Not to be a downer, but I had kind of a crappy morning. This is relevant. There I was, sitting upstairs in the Institute, trying my dangedest not to cry (and failing), when up comes Noor. I would say "when up walks Noor," but the man just kind of apparated. Before I knew he was there, he was crouching down beside my chair and asking, "What's wrong?"
"I'm not sure, and I think that's part of the problem," I muttered (approximately).
"Is it a boy?"
"Do you need chocolate?"
Tentative head nod.
"Watch my stuff for a minute." And he was gone like the Flash. I'm not just saying that for imagery, either.
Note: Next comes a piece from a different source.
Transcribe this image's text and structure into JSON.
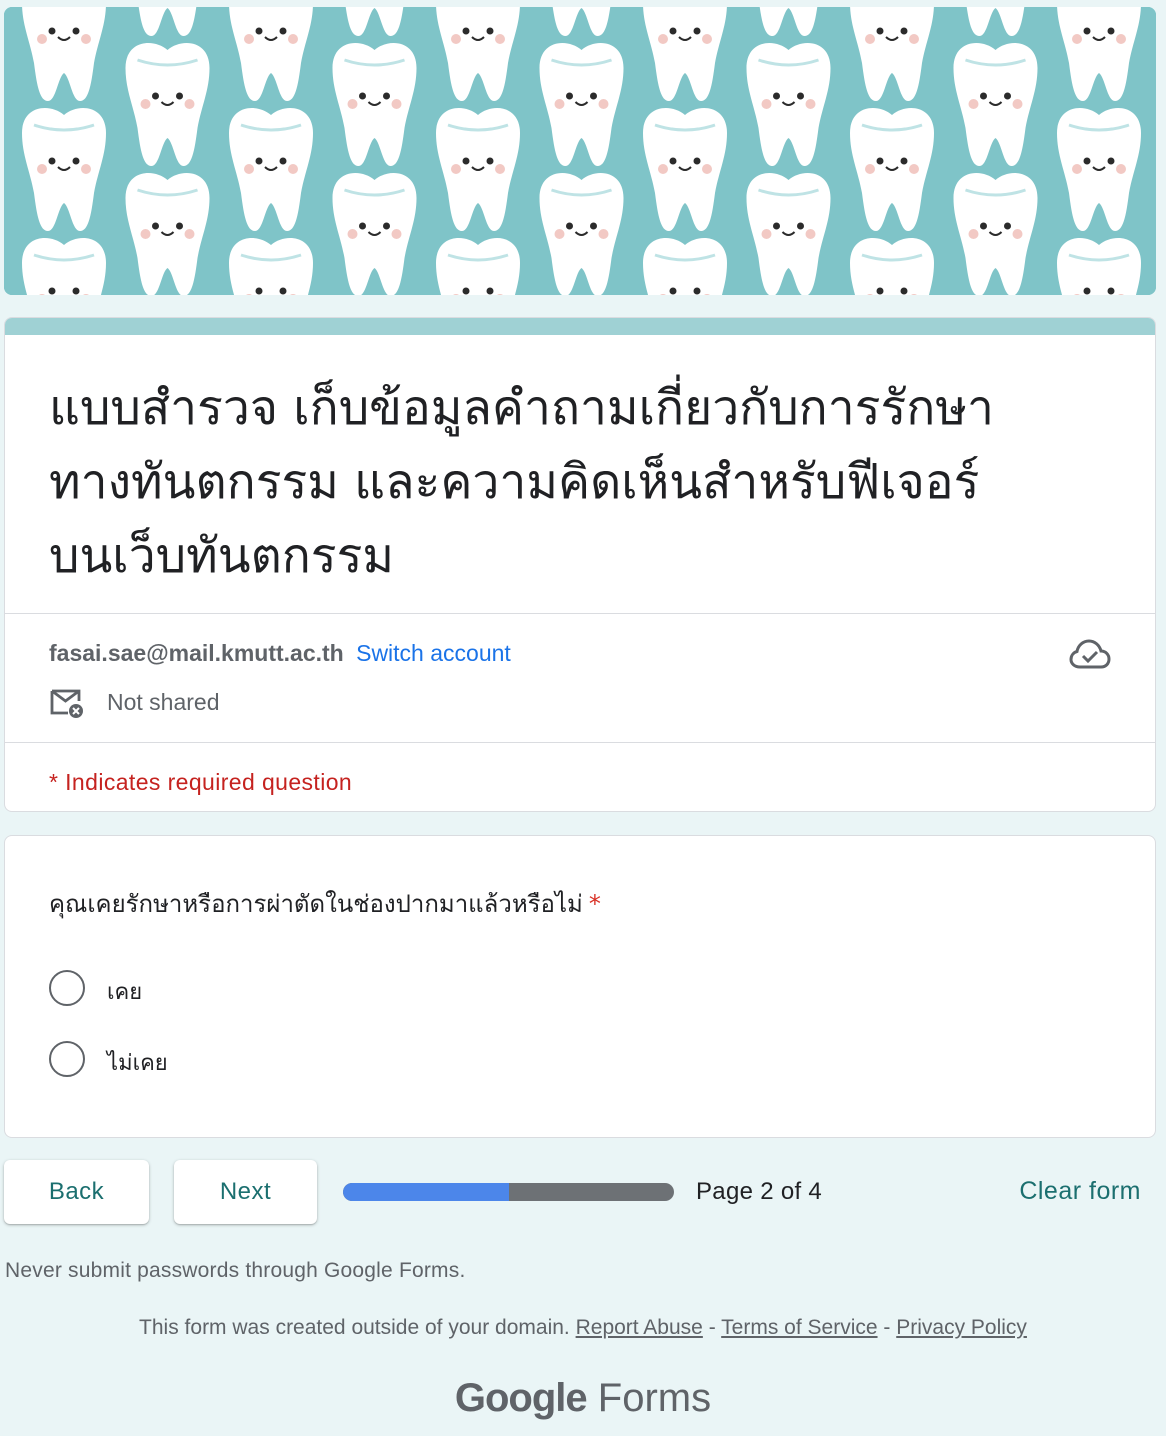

He sprinted off down the hallway.
I spent the next few minutes trying to pull myself together for decorum's sake, then before I knew it, he had returned and had his hands hidden behind his back.
"Slow-release or fast-acting?" he asked.
I thought about it for a second. "Fast-acting," I decided.
And he whipped out a big bar of Hershey's special dark. Fast-acting, indeed. Where he went to get it is beyond me, but I'm not sure I really want to know. Somehow not knowing makes it better, like maybe he slipped through a closet and brought back magical Narnia chocolate. Dementor-fighting Narnia chocolate. The one chocolate to rule them all.
He left the slow-acting M&Ms for later. Noor, I can't thank you enough. Honestly. Thank you. Thank you. Thank you.
Several hours later, as I was reading a little Brandon Sanderson before my lit. class started, I heard one of the girls behind me saying that all she needed was a little chocolate and she would be fine. Before I was entirely conscious of what I was doing, I had reached into my backpack and pulled out the package of M&Ms, which I promptly placed next to her sleek black MacBook. (This alliteration and rhyme is dedicated to Laura, who loves it.) The girl protested that she could not take my chocolate, but considering how it had come into my hands, I insisted. Then suddenly the girl was getting up to give me a hug and people all over the room were talking about how generous I was. One girl said I was like an angel. Even the professor was watching the proceedings. Needless to say, I felt very self-conscious.
"No," I wanted to say to them. "I'm not an angel. I'm not deserving of this praise. I'm only giving what was freely given. I'm just paying it forward."
After that, before our professor turned us loose into a Socratic discussion of a short story about a balloon, I started thinking about Gordon B. Hinckley, and the advice his dad had given him while he was on his mission: Forget yourself and go to work.
Listening to: Vlogbrothers
Reading: The Well of Ascension by Brandon Sanderson